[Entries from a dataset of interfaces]
========================================

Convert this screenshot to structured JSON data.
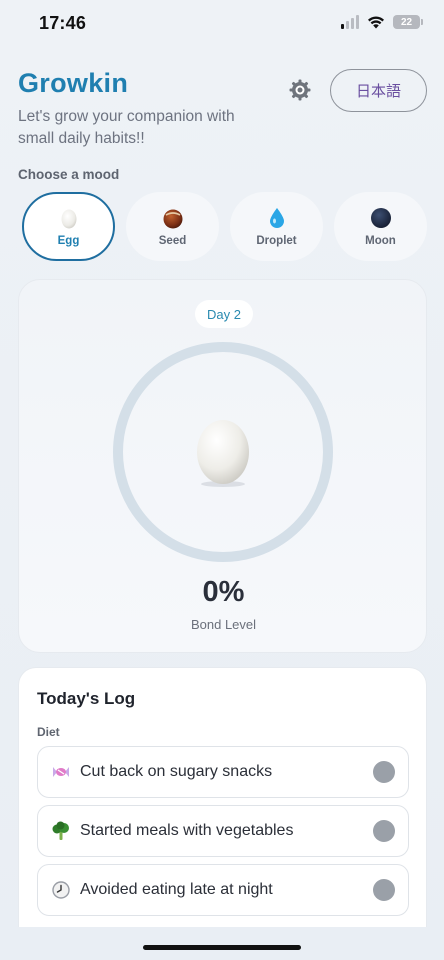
{
  "status": {
    "time": "17:46",
    "battery": "22"
  },
  "header": {
    "title": "Growkin",
    "subtitle": "Let's grow your companion with small daily habits!!",
    "language_button": "日本語"
  },
  "mood": {
    "label": "Choose a mood",
    "selected": "Egg",
    "options": [
      {
        "label": "Egg",
        "icon": "egg-icon"
      },
      {
        "label": "Seed",
        "icon": "seed-icon"
      },
      {
        "label": "Droplet",
        "icon": "droplet-icon"
      },
      {
        "label": "Moon",
        "icon": "moon-icon"
      }
    ]
  },
  "companion": {
    "day": "Day 2",
    "bond_percent": "0%",
    "bond_fraction": 0,
    "bond_label": "Bond Level"
  },
  "log": {
    "title": "Today's Log",
    "category": "Diet",
    "items": [
      {
        "text": "Cut back on sugary snacks",
        "icon": "candy-icon",
        "done": false
      },
      {
        "text": "Started meals with vegetables",
        "icon": "broccoli-icon",
        "done": false
      },
      {
        "text": "Avoided eating late at night",
        "icon": "clock-icon",
        "done": false
      }
    ]
  },
  "colors": {
    "accent": "#1f7fb0",
    "ring": "#d4dfe8",
    "toggle_off": "#9aa0a8"
  }
}
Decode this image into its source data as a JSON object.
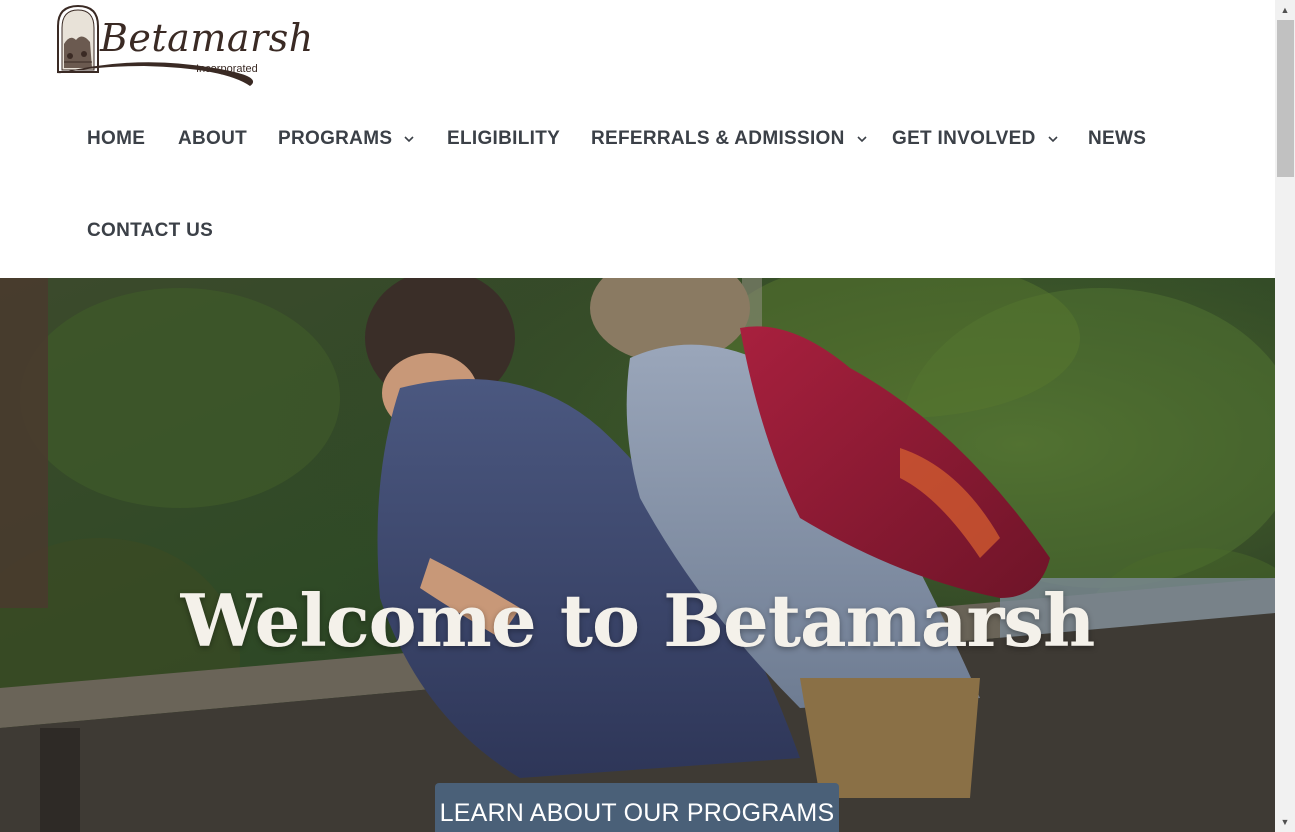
{
  "logo": {
    "name": "Betamarsh",
    "subtitle": "Incorporated"
  },
  "nav": {
    "items": [
      {
        "label": "HOME",
        "has_dropdown": false
      },
      {
        "label": "ABOUT",
        "has_dropdown": false
      },
      {
        "label": "PROGRAMS",
        "has_dropdown": true
      },
      {
        "label": "ELIGIBILITY",
        "has_dropdown": false
      },
      {
        "label": "REFERRALS & ADMISSION",
        "has_dropdown": true
      },
      {
        "label": "GET INVOLVED",
        "has_dropdown": true
      },
      {
        "label": "NEWS",
        "has_dropdown": false
      },
      {
        "label": "CONTACT US",
        "has_dropdown": false
      }
    ]
  },
  "hero": {
    "title": "Welcome to Betamarsh",
    "cta_label": "LEARN ABOUT OUR PROGRAMS"
  },
  "colors": {
    "nav_text": "#3b4047",
    "cta_background": "#4a6078",
    "hero_title": "#f4f1ea"
  },
  "icons": {
    "dropdown": "chevron-down-icon",
    "scroll_up": "arrow-up-icon",
    "scroll_down": "arrow-down-icon"
  }
}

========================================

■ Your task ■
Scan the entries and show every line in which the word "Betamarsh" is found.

■ Result ■
    "name": "Betamarsh",
    "title": "Welcome to Betamarsh",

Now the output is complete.